■ **WHAT THE TASK ASKS**: Every entry below, from first to last, should be copied exactly.

|---|

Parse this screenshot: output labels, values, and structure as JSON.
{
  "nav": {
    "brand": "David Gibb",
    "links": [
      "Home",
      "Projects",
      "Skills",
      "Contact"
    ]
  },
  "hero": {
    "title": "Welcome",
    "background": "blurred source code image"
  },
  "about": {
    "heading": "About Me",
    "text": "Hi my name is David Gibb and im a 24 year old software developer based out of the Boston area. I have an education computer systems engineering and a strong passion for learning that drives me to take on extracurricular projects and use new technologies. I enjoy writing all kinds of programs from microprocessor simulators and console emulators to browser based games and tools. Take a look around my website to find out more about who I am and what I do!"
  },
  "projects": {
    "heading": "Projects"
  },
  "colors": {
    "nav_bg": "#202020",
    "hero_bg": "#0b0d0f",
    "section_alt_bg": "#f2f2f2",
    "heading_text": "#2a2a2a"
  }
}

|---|

■ **RESPONSE BELOW**:
Parse this screenshot: output labels, values, and structure as JSON.
{
  "nav": {
    "brand": "David Gibb",
    "links": [
      "Home",
      "Projects",
      "Skills",
      "Contact"
    ]
  },
  "hero": {
    "title": "Welcome",
    "background": "blurred source code image"
  },
  "about": {
    "heading": "About Me",
    "text": "Hi my name is David Gibb and im a 24 year old software developer based out of the Boston area. I have an education computer systems engineering and a strong passion for learning that drives me to take on extracurricular projects and use new technologies. I enjoy writing all kinds of programs from microprocessor simulators and console emulators to browser based games and tools. Take a look around my website to find out more about who I am and what I do!"
  },
  "projects": {
    "heading": "Projects"
  },
  "colors": {
    "nav_bg": "#202020",
    "hero_bg": "#0b0d0f",
    "section_alt_bg": "#f2f2f2",
    "heading_text": "#2a2a2a"
  }
}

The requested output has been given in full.